New York Governor Andrew Cuomo this week signed a bill into law that will save Suffolk County Water Authority--and by extension its ratepayers--hundreds of thousands of dollars per year.
Sponsored by State Assemblyman Fred W. Thiele Jr. and State Senator Thomas D. Croci, the law allows unpaid customer balances to be placed as liens on property tax bills. Based on an SCWA proposal, this new statute gives the Authority the same rights as municipal water districts, which were already allowed to place liens on property tax bills. SCWA has in recent years been forced to write off on average more than $580,000 per year in unpaid water bills.
"Every year, SCWA has to write off hundreds of thousands of dollars in uncollected water rates, fees and charges due to nonpayment of water bills," Thiele said. "And ultimately, these costs are passed along to the customers, like you and I, who pay our bills on time. This legislation will help alleviate that burden, and provide a mechanism by which SCWA can legally seek money owed."
"I’m glad to see government actually trying to protect ratepayers instead of just increasing our rates," Croci said. "I’m proud to work with Suffolk County Water Authority to ensure we are doing everything we can to make living on Long Island more affordable."
"This is a tremendous moment for SCWA, its ratepayers, common sense and bipartisanship in the State Legislature," said SCWA Board Secretary Patrick G. Halpin. "I cannot thank Assemblyman Thiele and Senator Croci enough for their efforts in championing this legislation and shepherding it through their respective legislative bodies and Governor Cuomo for signing it into law.
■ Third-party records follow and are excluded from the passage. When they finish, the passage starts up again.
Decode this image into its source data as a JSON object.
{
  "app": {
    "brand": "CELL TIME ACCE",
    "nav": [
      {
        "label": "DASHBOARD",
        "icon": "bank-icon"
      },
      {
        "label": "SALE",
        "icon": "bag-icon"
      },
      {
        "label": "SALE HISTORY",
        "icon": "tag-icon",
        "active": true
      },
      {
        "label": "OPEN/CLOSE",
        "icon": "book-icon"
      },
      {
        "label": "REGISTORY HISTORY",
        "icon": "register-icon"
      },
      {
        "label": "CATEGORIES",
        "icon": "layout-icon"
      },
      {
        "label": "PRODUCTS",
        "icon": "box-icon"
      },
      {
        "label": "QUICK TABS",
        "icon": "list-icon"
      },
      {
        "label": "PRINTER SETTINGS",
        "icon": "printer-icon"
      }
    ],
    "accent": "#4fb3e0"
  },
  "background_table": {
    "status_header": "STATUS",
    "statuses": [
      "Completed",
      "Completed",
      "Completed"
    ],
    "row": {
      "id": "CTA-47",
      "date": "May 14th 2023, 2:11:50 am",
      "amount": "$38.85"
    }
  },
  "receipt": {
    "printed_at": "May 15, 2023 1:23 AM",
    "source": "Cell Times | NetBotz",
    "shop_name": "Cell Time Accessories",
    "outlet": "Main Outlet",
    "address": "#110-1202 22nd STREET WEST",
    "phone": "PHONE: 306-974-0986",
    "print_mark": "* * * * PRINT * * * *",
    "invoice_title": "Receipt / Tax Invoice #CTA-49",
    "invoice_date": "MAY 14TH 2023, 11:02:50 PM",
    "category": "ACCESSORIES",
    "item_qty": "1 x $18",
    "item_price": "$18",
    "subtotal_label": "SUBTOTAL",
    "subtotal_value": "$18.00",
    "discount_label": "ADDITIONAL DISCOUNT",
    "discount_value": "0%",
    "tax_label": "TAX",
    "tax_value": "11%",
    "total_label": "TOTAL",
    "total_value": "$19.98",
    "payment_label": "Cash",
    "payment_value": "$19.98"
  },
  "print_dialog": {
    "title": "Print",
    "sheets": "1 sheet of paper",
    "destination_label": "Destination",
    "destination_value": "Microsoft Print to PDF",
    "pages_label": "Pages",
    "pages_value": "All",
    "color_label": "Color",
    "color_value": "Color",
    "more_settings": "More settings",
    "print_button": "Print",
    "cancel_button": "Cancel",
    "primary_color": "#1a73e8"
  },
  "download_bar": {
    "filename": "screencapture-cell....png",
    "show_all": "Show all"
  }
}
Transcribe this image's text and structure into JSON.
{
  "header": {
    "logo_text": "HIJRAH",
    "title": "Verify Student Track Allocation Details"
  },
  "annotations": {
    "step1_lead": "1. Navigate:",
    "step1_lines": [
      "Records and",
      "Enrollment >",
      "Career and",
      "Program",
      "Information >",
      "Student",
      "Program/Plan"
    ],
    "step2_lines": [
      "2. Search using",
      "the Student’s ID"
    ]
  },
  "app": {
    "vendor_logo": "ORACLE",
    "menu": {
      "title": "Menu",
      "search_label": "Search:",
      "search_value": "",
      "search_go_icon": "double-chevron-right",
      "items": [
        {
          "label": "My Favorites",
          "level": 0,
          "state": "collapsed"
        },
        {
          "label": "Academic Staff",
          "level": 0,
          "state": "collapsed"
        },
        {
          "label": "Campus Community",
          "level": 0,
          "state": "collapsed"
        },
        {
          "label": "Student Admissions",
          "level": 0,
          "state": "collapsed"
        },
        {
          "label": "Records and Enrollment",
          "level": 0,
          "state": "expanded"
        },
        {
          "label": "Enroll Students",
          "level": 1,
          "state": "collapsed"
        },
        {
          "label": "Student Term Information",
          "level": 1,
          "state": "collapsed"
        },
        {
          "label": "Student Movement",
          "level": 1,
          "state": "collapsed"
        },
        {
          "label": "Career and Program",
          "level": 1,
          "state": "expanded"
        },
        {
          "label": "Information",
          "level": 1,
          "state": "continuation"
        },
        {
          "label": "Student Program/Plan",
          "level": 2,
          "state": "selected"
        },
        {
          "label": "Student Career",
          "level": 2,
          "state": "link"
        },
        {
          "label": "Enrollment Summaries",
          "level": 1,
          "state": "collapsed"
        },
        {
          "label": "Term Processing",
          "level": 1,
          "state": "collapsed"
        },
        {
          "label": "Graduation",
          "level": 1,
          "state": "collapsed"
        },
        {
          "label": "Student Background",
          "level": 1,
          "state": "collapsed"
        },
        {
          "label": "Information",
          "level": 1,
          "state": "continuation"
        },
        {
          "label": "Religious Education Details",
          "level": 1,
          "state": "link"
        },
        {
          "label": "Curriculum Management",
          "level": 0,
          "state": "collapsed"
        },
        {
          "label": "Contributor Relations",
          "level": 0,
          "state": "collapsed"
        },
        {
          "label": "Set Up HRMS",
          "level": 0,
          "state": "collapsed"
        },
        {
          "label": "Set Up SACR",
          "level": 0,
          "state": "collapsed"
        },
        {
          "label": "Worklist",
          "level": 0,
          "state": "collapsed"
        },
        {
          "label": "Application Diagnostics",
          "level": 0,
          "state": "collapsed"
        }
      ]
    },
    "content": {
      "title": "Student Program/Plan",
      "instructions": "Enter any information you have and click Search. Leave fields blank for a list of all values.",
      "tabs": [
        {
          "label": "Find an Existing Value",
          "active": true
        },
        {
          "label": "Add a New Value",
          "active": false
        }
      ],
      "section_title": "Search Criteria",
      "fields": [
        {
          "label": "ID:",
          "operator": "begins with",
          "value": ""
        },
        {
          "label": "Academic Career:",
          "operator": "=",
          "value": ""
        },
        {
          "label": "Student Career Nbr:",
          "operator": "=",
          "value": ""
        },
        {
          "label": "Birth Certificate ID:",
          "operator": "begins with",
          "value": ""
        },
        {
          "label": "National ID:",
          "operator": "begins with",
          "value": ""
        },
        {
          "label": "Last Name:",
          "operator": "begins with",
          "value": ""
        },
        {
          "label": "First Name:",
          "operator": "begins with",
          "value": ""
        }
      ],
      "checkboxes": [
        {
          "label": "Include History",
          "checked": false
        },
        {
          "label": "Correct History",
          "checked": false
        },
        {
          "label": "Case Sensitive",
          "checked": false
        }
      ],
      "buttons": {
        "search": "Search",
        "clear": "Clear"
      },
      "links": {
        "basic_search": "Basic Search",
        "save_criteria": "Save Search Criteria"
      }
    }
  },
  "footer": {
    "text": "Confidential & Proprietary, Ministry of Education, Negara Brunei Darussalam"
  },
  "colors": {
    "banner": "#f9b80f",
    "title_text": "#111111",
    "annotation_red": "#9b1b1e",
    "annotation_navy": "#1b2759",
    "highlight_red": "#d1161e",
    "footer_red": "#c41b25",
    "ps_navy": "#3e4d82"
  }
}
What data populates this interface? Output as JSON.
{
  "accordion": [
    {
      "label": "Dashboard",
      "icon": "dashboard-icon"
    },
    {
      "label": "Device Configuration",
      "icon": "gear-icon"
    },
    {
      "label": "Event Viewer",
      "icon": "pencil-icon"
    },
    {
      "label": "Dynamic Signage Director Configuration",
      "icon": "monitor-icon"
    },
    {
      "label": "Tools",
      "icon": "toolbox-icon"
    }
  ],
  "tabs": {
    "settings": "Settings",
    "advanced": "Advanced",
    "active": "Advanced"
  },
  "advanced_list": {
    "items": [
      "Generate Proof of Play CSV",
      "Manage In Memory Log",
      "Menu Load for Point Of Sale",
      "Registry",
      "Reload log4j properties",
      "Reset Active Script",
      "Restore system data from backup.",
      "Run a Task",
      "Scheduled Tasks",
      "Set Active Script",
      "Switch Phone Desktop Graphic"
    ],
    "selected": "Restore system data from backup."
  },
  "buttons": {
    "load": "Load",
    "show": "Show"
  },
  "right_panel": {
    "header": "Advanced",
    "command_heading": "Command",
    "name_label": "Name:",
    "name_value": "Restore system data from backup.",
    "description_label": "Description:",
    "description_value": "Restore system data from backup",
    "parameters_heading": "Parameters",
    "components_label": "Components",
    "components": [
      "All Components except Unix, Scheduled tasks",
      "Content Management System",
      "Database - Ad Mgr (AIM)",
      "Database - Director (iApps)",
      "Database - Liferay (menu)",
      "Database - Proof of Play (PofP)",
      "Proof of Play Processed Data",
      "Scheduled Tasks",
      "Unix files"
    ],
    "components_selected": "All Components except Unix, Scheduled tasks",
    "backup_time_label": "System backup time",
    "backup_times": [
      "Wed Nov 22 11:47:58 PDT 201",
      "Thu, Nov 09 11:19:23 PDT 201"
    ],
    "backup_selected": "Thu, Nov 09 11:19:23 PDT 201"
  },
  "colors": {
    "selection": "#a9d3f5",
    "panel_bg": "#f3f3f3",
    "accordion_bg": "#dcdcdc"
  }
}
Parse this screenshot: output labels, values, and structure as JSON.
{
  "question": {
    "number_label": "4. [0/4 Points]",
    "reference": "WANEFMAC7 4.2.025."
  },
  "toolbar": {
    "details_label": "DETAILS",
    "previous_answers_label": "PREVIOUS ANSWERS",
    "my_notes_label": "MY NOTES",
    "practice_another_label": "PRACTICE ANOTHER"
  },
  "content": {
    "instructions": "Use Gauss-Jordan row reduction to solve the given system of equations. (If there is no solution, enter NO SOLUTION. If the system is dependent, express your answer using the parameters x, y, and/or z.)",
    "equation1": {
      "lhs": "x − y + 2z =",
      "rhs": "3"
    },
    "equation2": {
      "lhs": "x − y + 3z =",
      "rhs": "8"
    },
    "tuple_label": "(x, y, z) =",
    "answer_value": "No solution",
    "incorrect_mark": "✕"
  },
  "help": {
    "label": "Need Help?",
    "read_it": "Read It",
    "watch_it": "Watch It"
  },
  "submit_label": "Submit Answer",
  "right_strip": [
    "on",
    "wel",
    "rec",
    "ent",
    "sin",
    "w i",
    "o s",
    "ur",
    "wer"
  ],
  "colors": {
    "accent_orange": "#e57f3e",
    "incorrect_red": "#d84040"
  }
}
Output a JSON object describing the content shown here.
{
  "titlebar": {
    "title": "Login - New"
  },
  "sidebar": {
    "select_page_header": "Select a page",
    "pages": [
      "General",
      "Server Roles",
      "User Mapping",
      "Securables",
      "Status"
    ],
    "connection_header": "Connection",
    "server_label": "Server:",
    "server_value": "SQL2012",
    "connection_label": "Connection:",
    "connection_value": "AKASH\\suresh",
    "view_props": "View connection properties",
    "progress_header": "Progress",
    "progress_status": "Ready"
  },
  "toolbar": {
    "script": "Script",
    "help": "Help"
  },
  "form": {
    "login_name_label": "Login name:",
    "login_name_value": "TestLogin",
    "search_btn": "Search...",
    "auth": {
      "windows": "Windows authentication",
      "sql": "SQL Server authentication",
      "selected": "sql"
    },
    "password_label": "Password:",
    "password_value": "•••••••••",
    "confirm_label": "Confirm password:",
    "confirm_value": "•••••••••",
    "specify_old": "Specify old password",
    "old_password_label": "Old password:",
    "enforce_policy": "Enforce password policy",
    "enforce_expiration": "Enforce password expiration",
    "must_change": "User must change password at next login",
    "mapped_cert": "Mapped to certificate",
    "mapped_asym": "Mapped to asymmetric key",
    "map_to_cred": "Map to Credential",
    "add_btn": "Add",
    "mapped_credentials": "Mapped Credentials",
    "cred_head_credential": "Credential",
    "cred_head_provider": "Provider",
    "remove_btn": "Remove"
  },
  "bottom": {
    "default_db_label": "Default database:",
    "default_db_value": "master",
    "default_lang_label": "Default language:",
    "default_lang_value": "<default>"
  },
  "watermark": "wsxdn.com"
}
This legislation will provide financial relief to SCWA ratepayers and protect our excellent credit rating by guaranteeing that all bills are paid. Our extremely high credit rating results in our low interest rates."
The Suffolk County Water Authority is an independent public-benefit corporation operating under the authority of the Public Authorities Law of the State of New York. Serving approximately 1.2 million Suffolk County residents, the Authority operates without taxing power on a not-for-profit basis.